Representative Dina Titus released this statement:
“Today the Supreme Court has affirmed states’ rights when it comes to sports betting and opened the door for regulated sports betting in states across the country,” said Representative Titus. “A regulated market is always better than an unregulated one. As the representative for Las Vegas I have seen the success of the booming, regulated sports betting market in Nevada. The Professional and Amateur Sports Protection Act has spawned a $150 billion annual illegal sports betting market that lacks consumer protections, is ripe for manipulation, fuels other illicit activities, and jeopardizes the integrity of sports leagues. In the coming weeks, I will be working with key stakeholders and industry experts to help educate my colleagues on what this means for their states and what they can learn from the gold standard set in Nevada. Allowing states and tribal sovereign governments to legalize sports betting could boost local economies, increase state revenues, and better protect both consumers and the industry, with Nevada showing the way. Las Vegas will still be the premier destination for sports betting, and Nevada can export its expertise.
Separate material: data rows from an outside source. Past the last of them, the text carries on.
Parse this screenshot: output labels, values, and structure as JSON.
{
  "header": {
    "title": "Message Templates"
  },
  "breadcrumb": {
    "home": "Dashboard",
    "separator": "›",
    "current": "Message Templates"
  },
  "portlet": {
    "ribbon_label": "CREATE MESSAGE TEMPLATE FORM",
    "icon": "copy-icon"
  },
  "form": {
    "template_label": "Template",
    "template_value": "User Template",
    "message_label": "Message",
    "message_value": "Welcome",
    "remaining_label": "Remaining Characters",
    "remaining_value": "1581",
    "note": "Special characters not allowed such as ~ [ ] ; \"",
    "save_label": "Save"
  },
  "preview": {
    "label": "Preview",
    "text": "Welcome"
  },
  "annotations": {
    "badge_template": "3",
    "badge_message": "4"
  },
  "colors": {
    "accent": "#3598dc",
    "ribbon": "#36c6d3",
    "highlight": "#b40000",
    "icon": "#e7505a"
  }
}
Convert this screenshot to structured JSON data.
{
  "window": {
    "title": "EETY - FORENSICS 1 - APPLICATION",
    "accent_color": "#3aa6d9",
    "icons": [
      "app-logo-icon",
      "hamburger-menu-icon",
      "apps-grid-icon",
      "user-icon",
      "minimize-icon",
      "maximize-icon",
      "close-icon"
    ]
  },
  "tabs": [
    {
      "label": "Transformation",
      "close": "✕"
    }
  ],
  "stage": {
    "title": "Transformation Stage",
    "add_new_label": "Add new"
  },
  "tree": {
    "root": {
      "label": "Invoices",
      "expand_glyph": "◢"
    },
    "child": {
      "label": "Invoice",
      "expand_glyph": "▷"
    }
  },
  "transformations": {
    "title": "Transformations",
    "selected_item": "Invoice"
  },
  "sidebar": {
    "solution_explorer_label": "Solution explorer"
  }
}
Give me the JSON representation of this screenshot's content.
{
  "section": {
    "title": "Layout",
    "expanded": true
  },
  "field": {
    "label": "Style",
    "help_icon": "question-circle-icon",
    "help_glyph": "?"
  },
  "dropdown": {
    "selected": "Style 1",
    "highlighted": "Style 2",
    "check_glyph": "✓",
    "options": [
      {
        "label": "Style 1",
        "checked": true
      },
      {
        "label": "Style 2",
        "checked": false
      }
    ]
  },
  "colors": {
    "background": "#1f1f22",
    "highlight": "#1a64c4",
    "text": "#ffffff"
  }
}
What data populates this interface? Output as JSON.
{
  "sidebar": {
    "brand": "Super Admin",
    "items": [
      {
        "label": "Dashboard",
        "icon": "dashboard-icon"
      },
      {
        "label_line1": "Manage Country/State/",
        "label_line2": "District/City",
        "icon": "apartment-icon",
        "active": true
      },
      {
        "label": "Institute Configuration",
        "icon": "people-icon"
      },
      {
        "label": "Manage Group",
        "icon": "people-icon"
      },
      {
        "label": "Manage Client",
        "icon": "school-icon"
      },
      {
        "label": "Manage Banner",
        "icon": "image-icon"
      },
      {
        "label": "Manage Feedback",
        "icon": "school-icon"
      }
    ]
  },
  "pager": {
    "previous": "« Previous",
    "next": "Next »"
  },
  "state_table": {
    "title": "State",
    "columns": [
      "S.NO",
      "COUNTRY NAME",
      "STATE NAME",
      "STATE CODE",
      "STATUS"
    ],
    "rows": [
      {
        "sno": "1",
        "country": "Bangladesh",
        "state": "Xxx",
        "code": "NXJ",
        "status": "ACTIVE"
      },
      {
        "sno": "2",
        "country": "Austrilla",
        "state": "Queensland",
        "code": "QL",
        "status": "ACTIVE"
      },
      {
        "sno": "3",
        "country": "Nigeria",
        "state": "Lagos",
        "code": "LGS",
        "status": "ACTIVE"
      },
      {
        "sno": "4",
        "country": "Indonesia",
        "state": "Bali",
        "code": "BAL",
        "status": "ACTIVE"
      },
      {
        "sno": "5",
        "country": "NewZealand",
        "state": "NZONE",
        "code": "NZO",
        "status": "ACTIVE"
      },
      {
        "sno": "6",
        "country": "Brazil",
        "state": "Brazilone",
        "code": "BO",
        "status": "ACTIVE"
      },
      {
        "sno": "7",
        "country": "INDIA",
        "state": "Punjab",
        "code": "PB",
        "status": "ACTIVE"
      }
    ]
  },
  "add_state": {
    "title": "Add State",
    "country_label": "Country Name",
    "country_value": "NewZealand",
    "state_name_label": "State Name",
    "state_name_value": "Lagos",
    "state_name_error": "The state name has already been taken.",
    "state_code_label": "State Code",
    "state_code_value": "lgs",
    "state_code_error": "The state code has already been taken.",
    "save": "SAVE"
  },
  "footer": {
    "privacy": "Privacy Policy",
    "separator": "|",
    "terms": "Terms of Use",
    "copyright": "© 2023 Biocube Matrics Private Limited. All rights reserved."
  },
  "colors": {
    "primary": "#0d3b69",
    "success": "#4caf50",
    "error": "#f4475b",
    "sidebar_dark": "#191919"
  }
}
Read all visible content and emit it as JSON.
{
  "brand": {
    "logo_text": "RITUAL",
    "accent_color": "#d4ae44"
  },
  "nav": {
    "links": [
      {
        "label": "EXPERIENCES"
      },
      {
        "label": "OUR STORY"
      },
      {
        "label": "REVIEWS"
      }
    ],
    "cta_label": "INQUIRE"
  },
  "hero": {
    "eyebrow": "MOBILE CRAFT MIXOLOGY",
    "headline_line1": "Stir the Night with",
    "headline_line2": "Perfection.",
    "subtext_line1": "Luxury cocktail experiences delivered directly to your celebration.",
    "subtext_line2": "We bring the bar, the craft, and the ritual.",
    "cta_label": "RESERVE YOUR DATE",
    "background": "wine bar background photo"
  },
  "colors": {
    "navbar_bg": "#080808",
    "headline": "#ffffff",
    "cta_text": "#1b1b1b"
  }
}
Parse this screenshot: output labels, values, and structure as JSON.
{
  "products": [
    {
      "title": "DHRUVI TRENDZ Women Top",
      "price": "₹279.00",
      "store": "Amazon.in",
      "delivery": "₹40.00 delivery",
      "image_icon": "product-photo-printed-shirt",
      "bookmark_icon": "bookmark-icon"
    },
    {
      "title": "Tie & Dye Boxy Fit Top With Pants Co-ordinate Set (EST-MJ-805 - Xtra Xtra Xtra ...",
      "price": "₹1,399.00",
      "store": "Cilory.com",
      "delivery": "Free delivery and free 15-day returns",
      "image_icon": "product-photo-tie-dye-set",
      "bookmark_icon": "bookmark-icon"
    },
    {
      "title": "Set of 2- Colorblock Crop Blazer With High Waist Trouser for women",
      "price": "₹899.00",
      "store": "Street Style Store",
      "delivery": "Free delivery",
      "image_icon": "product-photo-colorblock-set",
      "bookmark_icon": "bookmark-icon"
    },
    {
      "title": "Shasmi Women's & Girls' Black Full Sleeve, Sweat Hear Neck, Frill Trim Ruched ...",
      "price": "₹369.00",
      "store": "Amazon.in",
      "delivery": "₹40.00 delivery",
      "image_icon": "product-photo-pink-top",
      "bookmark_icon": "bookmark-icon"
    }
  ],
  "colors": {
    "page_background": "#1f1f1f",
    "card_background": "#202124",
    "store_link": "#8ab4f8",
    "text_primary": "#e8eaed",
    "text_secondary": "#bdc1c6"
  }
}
The Supreme Court today also sends a clear message to the Department of Justice that can be applied to other states’ rights issues like marijuana.”
(The Associated Press contributed to this report.)